journal contributionposted on 1990-06-01, 00:00 authored by A Uttenthal, S Larsen, E Lund, M E Bloom, T Storgård, Soren AlexandersenSoren Alexandersen

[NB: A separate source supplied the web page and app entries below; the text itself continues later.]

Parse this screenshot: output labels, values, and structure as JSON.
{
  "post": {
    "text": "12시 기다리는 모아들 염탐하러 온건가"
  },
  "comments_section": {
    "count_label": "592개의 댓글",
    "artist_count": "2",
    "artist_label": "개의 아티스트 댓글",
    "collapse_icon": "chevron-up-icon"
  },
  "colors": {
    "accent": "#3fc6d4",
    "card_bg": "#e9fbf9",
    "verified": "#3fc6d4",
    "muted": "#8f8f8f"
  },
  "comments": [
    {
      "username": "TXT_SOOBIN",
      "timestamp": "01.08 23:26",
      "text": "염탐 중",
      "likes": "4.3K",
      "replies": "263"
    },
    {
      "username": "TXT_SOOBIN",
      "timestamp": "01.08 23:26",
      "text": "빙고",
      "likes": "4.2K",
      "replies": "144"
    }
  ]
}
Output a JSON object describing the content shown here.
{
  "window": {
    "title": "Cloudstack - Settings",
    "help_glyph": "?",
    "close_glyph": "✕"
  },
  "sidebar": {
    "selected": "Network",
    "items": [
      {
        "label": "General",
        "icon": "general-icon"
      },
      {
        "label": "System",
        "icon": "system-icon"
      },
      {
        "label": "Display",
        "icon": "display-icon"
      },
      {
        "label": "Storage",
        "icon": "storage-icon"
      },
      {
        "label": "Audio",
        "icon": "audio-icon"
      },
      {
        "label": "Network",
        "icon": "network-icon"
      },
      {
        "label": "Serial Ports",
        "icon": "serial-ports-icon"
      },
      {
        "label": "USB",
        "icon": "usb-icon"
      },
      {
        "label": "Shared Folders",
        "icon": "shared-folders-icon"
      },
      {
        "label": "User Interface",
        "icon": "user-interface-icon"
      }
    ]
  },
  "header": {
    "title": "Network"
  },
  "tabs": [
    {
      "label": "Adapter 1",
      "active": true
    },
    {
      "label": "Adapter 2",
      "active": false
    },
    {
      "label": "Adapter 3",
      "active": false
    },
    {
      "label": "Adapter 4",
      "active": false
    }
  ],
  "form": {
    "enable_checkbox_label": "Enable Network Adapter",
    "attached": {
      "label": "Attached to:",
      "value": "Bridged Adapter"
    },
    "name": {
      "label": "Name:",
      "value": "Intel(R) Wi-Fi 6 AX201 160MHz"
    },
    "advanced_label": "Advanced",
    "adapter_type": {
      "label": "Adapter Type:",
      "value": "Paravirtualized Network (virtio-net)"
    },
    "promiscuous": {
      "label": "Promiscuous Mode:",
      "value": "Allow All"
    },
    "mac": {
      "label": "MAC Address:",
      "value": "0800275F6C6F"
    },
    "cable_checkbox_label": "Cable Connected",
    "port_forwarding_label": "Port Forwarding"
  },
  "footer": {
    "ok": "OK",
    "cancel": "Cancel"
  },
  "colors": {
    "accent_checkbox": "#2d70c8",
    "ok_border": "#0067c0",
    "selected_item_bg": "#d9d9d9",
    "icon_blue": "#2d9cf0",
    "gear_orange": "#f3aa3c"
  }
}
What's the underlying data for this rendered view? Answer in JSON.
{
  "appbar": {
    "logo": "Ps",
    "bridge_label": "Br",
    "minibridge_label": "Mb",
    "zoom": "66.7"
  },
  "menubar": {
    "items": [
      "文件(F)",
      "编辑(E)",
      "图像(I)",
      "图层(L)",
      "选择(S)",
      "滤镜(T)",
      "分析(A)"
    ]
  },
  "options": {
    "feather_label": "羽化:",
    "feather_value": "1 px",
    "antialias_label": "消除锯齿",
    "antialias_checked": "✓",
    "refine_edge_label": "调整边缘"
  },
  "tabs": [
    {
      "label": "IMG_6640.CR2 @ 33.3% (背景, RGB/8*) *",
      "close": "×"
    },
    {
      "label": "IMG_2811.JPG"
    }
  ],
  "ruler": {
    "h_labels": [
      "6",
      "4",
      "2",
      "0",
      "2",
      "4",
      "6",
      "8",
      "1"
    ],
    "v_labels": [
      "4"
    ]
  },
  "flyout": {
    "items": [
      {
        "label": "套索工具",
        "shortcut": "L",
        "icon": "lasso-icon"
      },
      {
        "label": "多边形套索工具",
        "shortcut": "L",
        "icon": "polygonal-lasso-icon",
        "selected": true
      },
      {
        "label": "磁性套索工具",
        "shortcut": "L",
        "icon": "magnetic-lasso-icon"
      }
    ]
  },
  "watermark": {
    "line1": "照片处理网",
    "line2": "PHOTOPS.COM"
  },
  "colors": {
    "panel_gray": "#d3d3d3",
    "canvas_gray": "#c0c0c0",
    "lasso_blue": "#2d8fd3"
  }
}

Strand-specific hybridization probes were used in in situ hybridization studies to localize cells containing mink enteritis virus (MEV) virion DNA or MEV replicative-form DNA and mRNA. Following the experimental MEV infection of 3-month-old unvaccinated mink, a significant increase in serum antibodies to MEV was detected at postinfection day (PID) 6, 2 days after the onset of fecal shedding of virus. Prior to the appearance of virus in feces, viral DNA could be detected in the mesenteric lymph node and intestine. The largest percentage of cells positive for virion DNA was 10% and was detected in the intestine on PID 6. However, replication of the virus apparently peaked at PID 4. The number of MEV replicative-form DNA and mRNA molecules was found to be approximately 250,000 copies per infected lymph node cell or crypt epithelial cell. The localization, levels, and time course of viral replication have important implications for the pathogenesis of MEV-induced disease. The data presented on MEV are correlated with earlier results on the other mink parvovirus, Aleutian mink disease parvovirus, and a possible explanation for the remarkable differences in pathogenesis of disease caused by these two parvoviruses is discussed.